The only signs now that we had an issue is that I need to brush the twins’ fur where they had the treatment applied, since they have some funny fur patterns from the dried solution on the back of their necks, my house is way cleaner than it has been in a long time and all laundry got washed including anything the cats could have laid on, and I am out of energy spoons for the foreseeable future. *laugh* However, I was really upset that something common and so easily treatable didn’t have accurate information easily handy, despite the availability of information on the internet! I felt an obligation to help provide some accurate knowledge about this as a result. If you would like to read an actual trustworthy article, click HERE for the site that our own vet trusts.
So, other than a step back with my recovery due to using up too much energy and getting a little injured during the cleaning, and some irritated cats that hate getting their monthly treatment, life is returning to normal for our little menagerie. Zane is catching up on missed sleep from when he was kept up by his issues, the others are enjoying fresh bedding and a new heated cat bed, and all of them are super affectionate right now for some reason. I truly hope you never have to deal with this, but if you do, hopefully this helps prevent you from freaking out like I did, and also gives you a solid base of information to get this under control. Our key take away is that we will be giving year long flea preventatives with treats afterward and never dealing with this again. (And in case you wonder, nope, we didn’t have a single flea found on the pets or in the house. A great way to find out if you have an issue is to walk around wearing white socks. It’s easier to see them jumping on you and getting tangled in the material before making their way toward their food source and gives you a good idea of how bad of a flea situation you’re dealing with. With my immune issues, if there is a flea around, typically it comes after me and I react with a big red bite, or a series of them if I enter a place that has an infestation.)
Anyway, sorry for such an icky topic, but I really hope that it’s helpful, even if it’s just education to keep in the back of your mind for “just in case” purposes.
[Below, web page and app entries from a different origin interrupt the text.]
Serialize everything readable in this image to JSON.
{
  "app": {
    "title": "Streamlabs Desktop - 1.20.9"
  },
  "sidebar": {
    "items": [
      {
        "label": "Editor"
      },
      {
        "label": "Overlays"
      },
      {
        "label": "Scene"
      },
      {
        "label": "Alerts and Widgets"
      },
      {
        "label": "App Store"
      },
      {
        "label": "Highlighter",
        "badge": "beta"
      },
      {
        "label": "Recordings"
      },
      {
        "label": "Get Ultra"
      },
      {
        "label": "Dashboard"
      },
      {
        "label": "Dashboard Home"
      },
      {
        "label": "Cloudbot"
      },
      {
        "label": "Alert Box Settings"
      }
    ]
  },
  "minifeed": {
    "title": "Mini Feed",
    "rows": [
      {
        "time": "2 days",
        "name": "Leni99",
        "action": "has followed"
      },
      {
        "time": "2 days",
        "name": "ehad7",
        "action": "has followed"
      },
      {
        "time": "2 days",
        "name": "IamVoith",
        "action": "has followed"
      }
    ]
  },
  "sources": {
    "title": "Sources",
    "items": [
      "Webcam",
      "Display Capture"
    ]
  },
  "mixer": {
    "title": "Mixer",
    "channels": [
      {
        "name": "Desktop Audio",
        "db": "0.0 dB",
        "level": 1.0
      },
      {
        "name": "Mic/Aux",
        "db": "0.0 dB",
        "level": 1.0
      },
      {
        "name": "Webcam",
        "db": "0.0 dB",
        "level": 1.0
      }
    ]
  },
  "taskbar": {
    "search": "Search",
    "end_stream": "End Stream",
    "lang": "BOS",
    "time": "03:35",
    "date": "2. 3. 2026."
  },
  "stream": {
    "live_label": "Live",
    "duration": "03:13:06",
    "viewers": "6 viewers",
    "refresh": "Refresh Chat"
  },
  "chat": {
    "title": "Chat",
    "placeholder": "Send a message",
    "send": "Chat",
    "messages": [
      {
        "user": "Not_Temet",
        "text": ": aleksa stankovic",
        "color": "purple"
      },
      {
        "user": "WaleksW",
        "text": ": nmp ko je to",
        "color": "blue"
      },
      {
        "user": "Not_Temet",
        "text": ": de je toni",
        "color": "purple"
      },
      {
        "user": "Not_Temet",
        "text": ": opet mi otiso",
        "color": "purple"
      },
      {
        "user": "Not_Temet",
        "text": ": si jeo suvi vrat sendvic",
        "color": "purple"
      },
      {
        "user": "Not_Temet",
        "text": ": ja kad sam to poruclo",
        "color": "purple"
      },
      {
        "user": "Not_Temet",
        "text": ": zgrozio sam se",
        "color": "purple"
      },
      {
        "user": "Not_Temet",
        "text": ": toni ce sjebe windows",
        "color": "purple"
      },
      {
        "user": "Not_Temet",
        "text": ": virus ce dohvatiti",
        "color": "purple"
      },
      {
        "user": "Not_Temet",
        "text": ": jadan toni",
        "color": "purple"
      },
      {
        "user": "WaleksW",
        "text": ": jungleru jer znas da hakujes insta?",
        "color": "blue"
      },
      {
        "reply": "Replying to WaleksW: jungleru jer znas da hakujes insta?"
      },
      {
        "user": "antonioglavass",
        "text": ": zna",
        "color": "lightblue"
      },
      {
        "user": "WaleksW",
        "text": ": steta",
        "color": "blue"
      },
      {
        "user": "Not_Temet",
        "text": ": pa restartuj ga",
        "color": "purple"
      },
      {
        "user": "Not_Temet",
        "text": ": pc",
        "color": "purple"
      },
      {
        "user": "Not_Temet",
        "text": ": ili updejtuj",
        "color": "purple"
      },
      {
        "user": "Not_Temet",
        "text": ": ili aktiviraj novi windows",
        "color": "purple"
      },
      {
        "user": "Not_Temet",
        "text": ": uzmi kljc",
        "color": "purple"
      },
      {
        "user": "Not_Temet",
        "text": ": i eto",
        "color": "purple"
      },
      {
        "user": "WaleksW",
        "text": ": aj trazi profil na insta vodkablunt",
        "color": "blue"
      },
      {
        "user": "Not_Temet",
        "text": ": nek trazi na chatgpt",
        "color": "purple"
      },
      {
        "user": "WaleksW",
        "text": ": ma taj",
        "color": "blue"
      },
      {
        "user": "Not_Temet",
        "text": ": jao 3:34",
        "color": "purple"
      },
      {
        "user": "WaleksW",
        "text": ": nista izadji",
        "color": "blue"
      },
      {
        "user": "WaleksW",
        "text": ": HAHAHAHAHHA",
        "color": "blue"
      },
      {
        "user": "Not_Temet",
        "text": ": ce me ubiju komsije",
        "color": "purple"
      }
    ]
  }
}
In the meantime, happy pampering and please do a little extra for me, since I’m too tired to even get out of bed right now. 😀